Classical Revival style
An architectural style, used in many major public buildings from about 1770 to 1830 and beyond; typified by simplicity, dignity, monumentality, and purity of design; based primarily on the use of Roman forms of classical antiquity, although later examples exhibit some characteristics of the Greek Revival style which followed. Sometimes called Early Classical Revival, Jeffersonian Classicism, Neoclassical Revival, or Roman Classicism. Buildings in this style were usually rectangular in plan, two rooms deep, gable-fronted, with the long side of the house commonly facing the street; they commonly exhibit many of the following attributes: a symmetrical form sometimes similar to a classical temple; two stories high, often with one- or two-story wings; walls of brick, stucco, stone, or wood construction; typically, a two-story monumental portico, painted white, with a triangular pediment, frequently with a semicircular window set within its tympanum; a pedimented roof, usually supported by four columns on square bases; an entablature above the columns; a low hipped roof, occasionally partially hidden by balustrades; usually five-ranked; a paneled door beneath a semicircular or elliptical fanlight. Classical Revival architecture reemerged in popularity from about 1895 to 1940, with modifications, as described under Neoclassical style.
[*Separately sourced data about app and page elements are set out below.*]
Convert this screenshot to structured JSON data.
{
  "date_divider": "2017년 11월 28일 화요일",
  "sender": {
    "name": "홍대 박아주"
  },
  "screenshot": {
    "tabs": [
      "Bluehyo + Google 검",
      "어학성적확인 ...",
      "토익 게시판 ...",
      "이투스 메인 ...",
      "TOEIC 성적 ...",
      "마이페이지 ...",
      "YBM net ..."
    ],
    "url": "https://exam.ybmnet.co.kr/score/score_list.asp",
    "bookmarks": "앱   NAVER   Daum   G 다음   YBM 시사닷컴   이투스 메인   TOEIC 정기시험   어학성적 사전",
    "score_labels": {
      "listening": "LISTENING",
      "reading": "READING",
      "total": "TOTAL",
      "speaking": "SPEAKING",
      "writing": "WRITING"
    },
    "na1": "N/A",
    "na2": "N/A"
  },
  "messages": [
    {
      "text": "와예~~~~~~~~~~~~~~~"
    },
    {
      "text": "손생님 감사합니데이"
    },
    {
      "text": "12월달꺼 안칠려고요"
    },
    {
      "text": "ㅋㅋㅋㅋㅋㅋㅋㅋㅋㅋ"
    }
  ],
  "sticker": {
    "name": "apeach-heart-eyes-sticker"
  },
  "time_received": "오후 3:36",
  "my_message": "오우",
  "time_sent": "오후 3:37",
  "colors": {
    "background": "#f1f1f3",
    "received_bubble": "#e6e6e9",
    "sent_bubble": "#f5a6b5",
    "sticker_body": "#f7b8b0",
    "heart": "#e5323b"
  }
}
McGraw-Hill Dictionary of Architecture and Construction. Copyright © 2003 by McGraw-Hill Companies, Inc.